[Opening PROVIDED DATA section]

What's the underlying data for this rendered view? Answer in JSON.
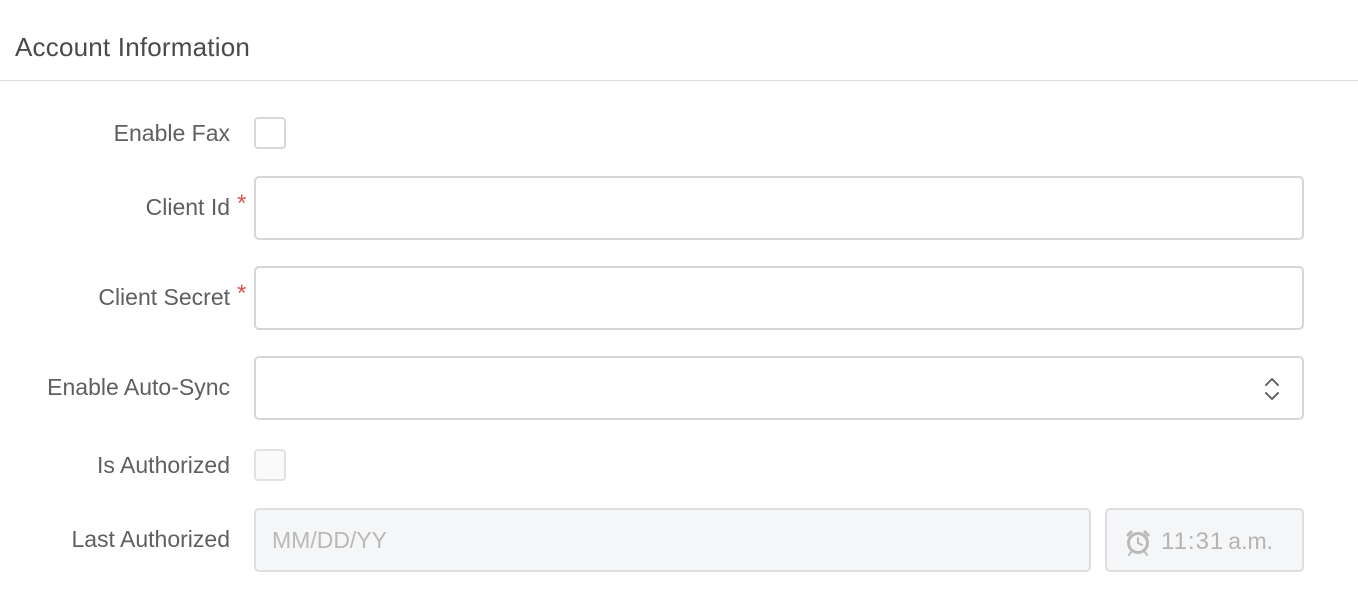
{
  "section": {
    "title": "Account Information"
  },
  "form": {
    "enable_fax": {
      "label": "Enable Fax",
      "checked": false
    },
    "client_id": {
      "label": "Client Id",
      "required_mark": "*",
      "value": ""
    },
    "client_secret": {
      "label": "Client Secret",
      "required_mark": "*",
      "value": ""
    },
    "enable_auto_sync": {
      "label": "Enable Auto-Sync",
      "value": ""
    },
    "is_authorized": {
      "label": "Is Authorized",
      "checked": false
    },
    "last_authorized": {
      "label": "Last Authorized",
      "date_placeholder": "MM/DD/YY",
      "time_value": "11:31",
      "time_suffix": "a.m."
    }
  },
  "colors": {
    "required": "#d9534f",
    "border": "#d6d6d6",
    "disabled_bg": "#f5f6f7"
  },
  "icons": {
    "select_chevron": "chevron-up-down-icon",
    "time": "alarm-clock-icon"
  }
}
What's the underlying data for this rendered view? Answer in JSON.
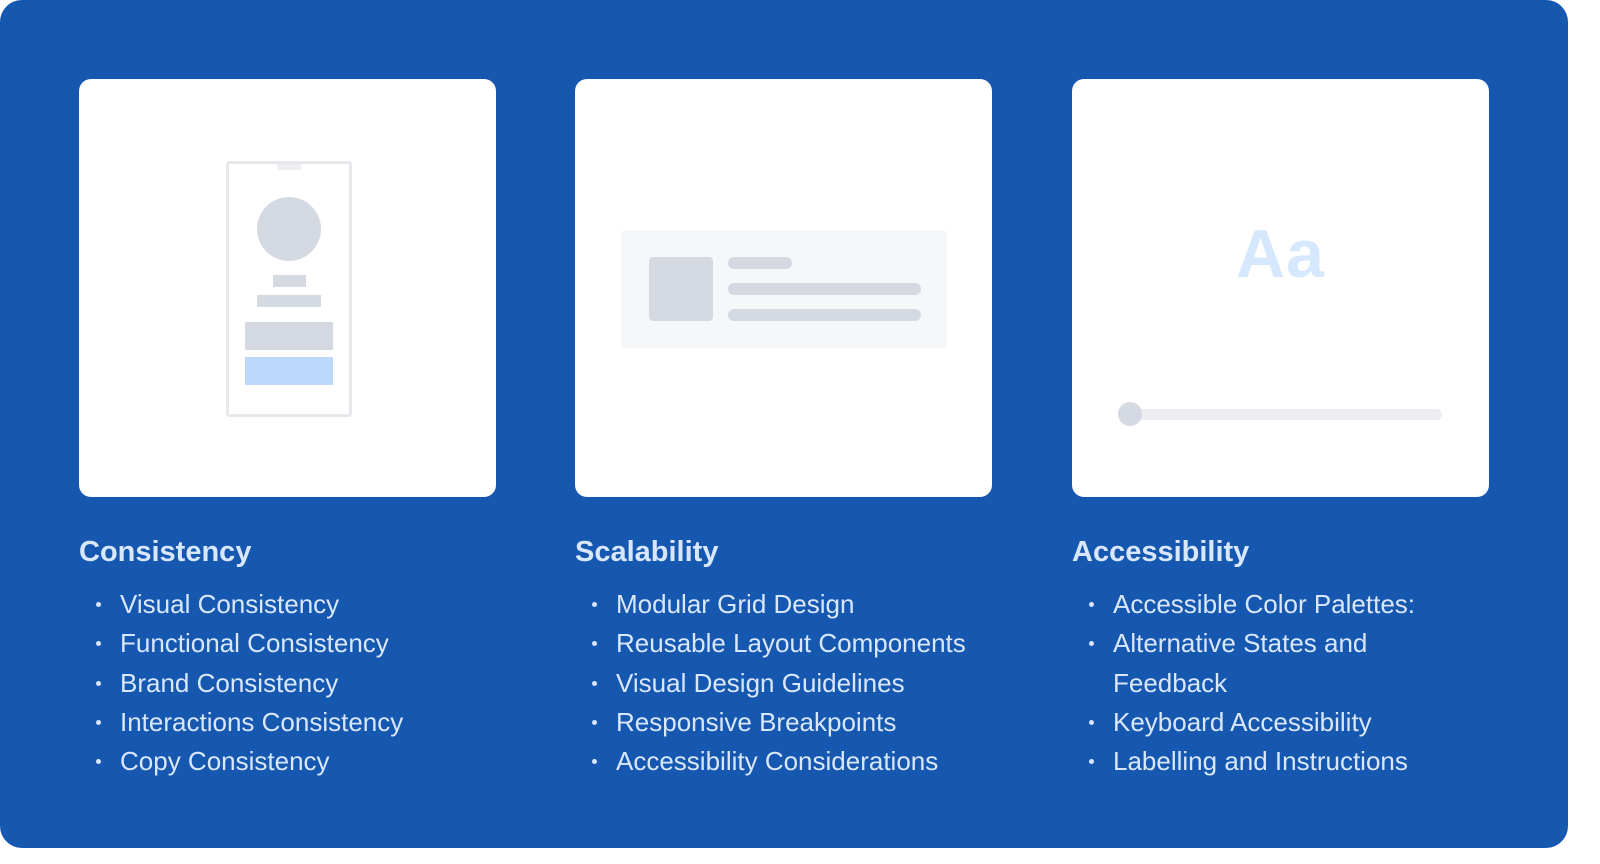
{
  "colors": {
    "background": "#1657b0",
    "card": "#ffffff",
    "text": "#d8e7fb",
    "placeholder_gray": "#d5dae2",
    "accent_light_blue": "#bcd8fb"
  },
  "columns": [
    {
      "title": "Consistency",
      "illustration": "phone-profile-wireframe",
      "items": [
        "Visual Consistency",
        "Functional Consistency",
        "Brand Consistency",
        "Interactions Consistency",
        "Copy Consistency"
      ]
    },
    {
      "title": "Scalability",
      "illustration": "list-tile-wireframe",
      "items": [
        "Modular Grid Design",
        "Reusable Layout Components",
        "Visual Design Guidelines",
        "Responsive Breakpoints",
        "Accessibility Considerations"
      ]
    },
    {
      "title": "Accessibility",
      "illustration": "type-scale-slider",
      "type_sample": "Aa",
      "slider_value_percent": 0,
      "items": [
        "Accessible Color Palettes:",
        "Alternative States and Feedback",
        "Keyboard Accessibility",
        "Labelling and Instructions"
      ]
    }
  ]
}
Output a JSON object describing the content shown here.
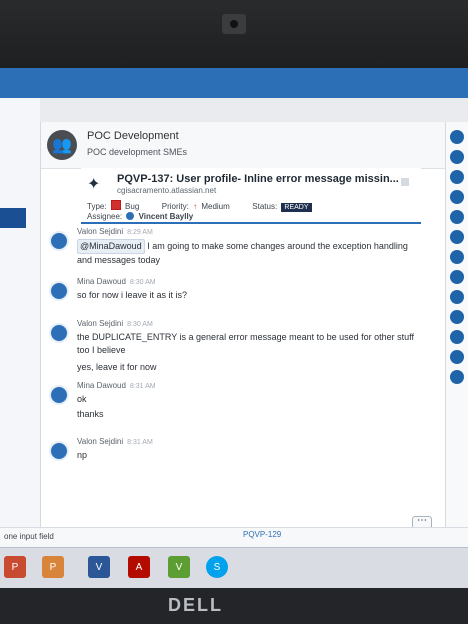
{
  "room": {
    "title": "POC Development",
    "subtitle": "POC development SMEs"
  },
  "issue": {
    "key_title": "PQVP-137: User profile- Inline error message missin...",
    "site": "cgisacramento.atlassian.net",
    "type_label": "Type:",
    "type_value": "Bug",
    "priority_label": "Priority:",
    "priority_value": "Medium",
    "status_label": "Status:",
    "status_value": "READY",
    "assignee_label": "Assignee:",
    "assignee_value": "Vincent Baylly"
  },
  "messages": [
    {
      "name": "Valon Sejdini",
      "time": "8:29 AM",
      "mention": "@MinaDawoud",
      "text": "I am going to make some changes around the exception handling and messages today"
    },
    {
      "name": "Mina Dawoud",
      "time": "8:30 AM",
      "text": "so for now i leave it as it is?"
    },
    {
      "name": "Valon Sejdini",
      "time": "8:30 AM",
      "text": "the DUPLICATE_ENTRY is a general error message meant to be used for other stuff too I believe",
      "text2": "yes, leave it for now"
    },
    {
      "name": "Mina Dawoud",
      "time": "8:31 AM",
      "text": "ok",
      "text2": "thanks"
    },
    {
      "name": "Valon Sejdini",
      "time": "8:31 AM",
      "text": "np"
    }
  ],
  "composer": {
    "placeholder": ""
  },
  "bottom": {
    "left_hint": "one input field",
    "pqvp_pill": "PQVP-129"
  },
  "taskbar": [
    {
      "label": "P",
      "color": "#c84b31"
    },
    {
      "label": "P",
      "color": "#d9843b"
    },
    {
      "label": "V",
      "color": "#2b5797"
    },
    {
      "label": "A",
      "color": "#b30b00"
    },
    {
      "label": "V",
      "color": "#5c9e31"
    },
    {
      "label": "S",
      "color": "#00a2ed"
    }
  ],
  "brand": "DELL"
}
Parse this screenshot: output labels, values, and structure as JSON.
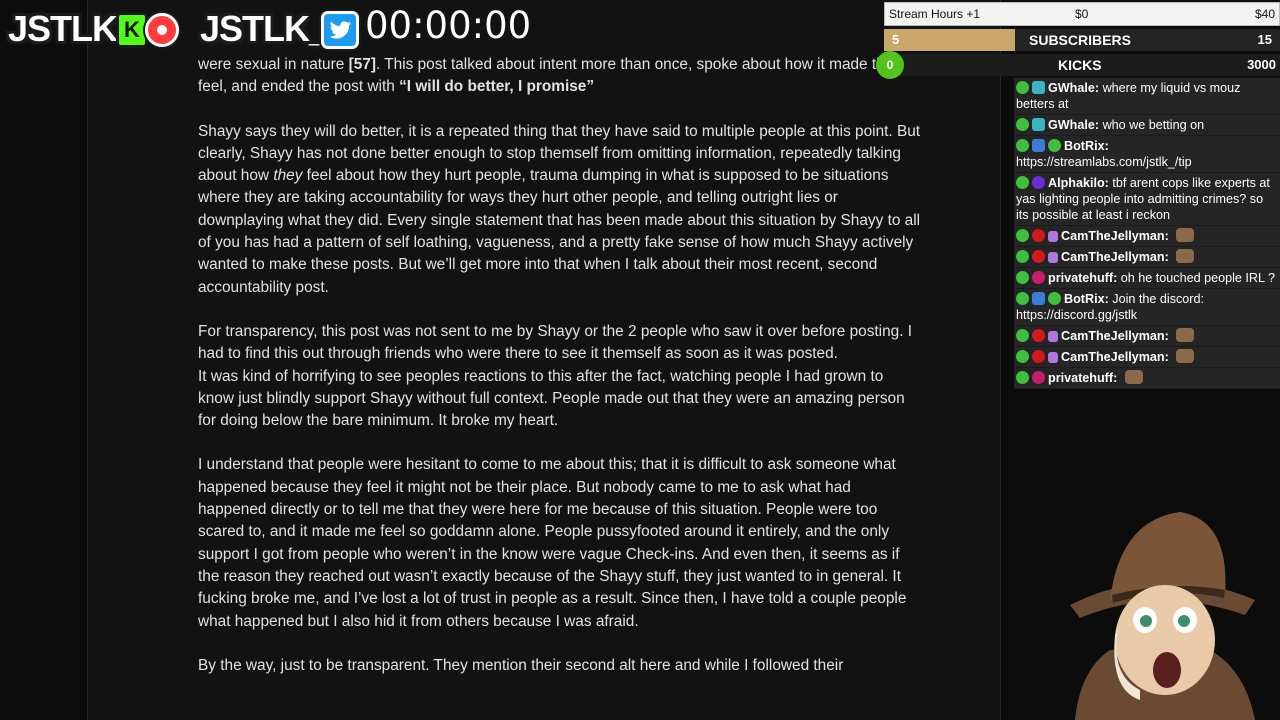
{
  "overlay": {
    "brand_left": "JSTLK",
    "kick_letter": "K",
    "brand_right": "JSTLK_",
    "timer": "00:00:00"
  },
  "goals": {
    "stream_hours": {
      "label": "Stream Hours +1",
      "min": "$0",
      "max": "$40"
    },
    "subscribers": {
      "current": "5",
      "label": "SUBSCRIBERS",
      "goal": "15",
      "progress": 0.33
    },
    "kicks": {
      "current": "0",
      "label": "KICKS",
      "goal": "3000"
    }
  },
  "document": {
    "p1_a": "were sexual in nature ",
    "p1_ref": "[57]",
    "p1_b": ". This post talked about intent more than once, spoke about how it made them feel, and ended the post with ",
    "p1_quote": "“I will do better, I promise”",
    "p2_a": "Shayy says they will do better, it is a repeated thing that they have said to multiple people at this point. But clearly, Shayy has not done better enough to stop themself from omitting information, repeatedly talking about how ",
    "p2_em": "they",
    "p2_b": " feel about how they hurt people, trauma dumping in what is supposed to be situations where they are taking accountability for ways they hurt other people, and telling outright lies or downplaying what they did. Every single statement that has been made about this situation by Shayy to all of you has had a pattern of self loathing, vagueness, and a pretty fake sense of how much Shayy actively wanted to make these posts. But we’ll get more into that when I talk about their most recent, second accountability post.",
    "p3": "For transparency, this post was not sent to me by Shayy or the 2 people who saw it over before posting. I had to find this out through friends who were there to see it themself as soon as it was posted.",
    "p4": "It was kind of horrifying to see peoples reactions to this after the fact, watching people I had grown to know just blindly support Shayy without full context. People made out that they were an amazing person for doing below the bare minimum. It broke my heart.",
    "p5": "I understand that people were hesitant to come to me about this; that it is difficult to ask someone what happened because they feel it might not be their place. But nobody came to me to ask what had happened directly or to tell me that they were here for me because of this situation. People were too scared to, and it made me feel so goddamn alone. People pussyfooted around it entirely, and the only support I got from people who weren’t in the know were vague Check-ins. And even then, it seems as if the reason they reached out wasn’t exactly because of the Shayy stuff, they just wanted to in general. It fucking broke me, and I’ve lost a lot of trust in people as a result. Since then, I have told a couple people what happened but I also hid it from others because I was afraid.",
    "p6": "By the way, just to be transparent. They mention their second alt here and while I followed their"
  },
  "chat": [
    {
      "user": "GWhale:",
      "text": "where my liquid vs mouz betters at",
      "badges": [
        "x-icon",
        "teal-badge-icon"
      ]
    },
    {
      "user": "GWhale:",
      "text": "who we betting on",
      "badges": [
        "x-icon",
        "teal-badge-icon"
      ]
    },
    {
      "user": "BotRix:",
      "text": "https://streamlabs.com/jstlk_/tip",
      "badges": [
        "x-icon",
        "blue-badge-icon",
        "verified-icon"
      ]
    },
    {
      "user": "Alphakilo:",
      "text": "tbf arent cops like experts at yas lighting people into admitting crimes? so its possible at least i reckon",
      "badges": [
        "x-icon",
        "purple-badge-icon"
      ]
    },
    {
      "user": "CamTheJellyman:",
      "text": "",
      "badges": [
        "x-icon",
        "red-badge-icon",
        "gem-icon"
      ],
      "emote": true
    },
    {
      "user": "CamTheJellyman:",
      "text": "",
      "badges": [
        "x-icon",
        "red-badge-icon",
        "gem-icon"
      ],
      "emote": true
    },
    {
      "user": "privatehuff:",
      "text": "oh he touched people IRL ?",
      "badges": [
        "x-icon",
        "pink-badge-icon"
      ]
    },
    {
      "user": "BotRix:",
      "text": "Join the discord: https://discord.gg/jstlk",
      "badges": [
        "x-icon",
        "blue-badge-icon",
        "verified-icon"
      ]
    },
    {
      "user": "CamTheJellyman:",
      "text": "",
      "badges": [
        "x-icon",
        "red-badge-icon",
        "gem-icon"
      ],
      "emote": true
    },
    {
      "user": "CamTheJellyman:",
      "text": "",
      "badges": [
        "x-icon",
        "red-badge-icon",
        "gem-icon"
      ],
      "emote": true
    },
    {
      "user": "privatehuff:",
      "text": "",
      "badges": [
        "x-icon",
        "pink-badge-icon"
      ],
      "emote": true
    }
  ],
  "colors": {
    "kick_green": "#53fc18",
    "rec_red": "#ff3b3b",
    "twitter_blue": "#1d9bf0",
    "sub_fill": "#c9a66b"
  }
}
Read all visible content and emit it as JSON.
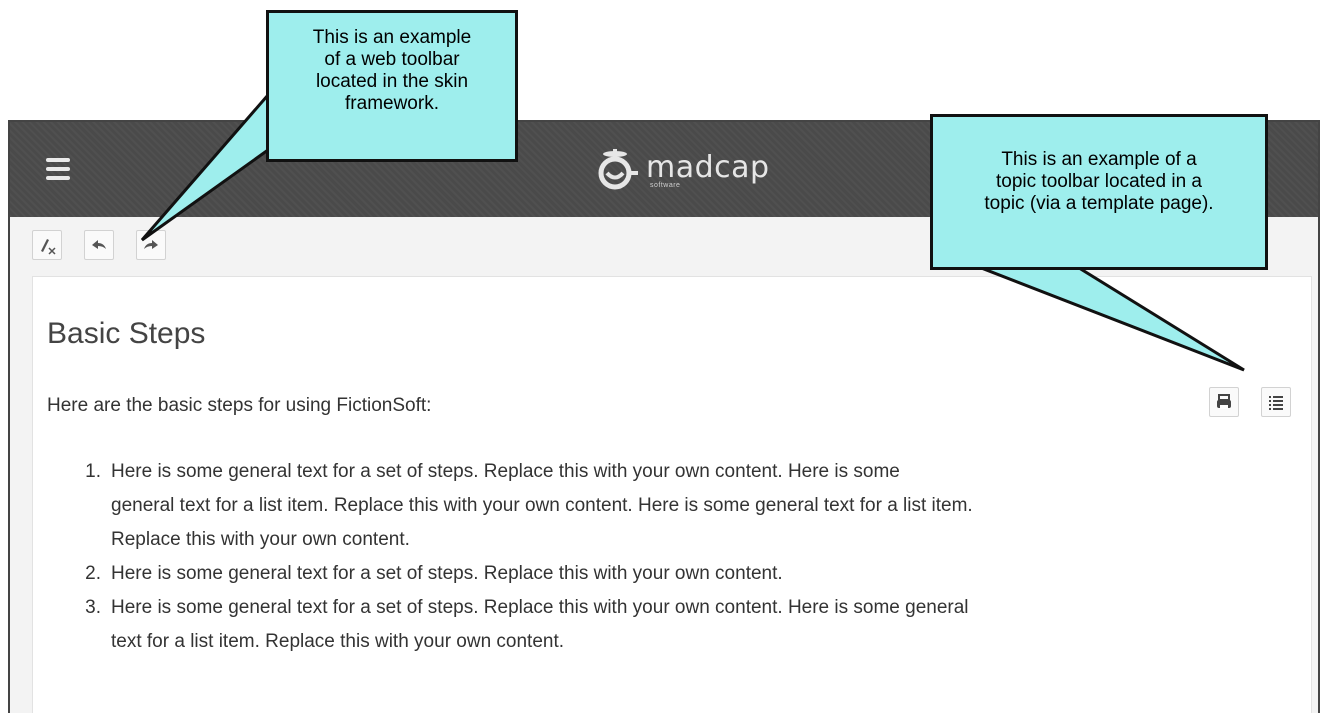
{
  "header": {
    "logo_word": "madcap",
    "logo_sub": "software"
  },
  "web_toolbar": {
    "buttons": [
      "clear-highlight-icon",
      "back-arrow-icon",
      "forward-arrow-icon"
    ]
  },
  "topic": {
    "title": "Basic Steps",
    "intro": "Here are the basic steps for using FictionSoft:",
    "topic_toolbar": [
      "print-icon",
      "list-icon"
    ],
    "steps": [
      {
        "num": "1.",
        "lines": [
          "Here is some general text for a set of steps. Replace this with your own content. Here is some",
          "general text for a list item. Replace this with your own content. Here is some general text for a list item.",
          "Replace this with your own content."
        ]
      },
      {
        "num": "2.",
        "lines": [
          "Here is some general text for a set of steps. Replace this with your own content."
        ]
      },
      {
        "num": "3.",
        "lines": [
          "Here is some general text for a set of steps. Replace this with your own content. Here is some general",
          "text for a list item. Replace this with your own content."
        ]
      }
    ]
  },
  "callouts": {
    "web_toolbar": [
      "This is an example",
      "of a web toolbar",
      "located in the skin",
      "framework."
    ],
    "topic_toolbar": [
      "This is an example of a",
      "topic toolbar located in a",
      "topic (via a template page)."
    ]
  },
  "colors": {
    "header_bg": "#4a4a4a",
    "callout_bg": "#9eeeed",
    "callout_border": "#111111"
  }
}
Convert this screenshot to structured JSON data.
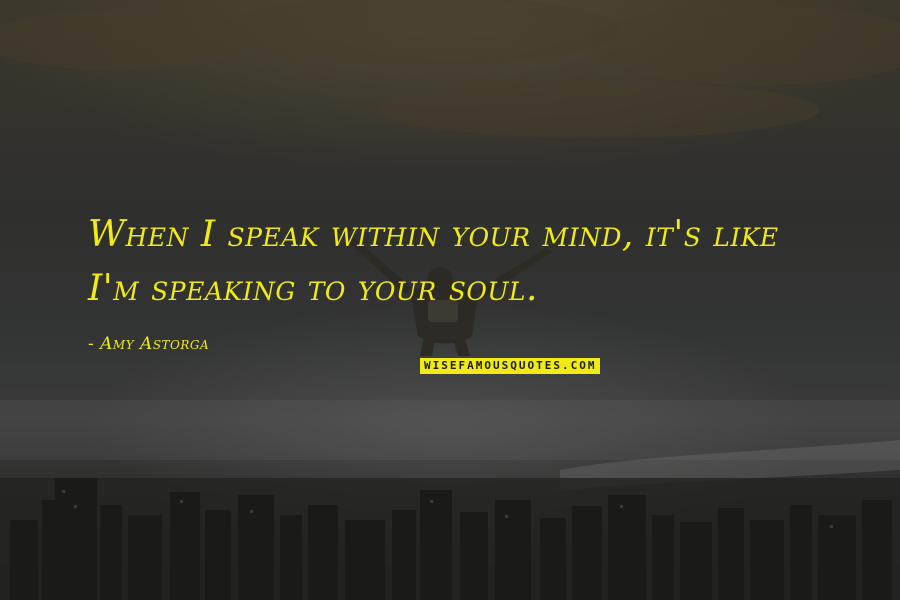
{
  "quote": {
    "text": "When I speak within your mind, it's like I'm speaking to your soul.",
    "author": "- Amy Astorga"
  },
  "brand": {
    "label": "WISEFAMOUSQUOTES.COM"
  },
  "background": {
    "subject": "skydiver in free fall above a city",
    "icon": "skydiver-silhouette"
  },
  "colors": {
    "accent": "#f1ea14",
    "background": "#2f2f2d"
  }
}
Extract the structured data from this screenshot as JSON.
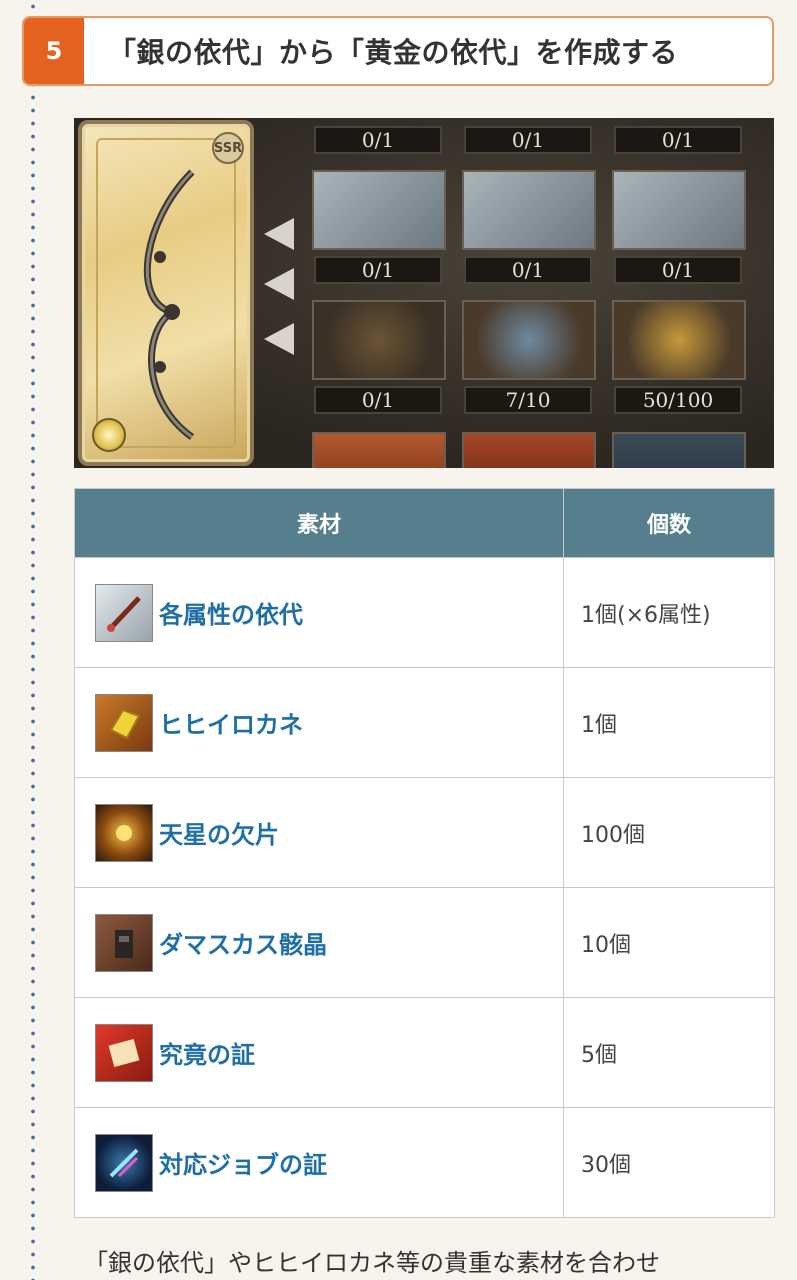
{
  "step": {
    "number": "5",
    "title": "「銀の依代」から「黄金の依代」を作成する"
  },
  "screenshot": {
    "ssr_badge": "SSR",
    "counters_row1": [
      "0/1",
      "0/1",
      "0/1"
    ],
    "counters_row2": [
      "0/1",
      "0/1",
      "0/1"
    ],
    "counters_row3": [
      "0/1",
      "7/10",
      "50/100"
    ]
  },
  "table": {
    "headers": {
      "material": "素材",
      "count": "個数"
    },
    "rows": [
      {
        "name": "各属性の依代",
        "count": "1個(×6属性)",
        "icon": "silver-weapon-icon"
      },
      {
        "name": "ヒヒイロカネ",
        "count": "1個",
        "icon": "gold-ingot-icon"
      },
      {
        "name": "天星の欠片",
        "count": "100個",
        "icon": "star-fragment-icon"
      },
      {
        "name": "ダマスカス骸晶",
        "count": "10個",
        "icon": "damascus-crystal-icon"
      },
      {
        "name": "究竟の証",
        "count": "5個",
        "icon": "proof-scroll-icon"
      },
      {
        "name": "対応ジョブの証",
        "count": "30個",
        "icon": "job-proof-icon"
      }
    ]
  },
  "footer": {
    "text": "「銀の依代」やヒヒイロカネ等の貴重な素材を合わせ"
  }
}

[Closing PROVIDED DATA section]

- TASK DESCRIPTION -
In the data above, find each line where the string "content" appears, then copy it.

- RESULT -
Output a JSON object describing the content shown here.
Read all visible content and emit it as JSON.
          "Here is some general text for a set of steps. Replace this with your own content. Here is some",
          "general text for a list item. Replace this with your own content. Here is some general text for a list item.",
          "Replace this with your own content."
          "Here is some general text for a set of steps. Replace this with your own content."
          "Here is some general text for a set of steps. Replace this with your own content. Here is some general",
          "text for a list item. Replace this with your own content."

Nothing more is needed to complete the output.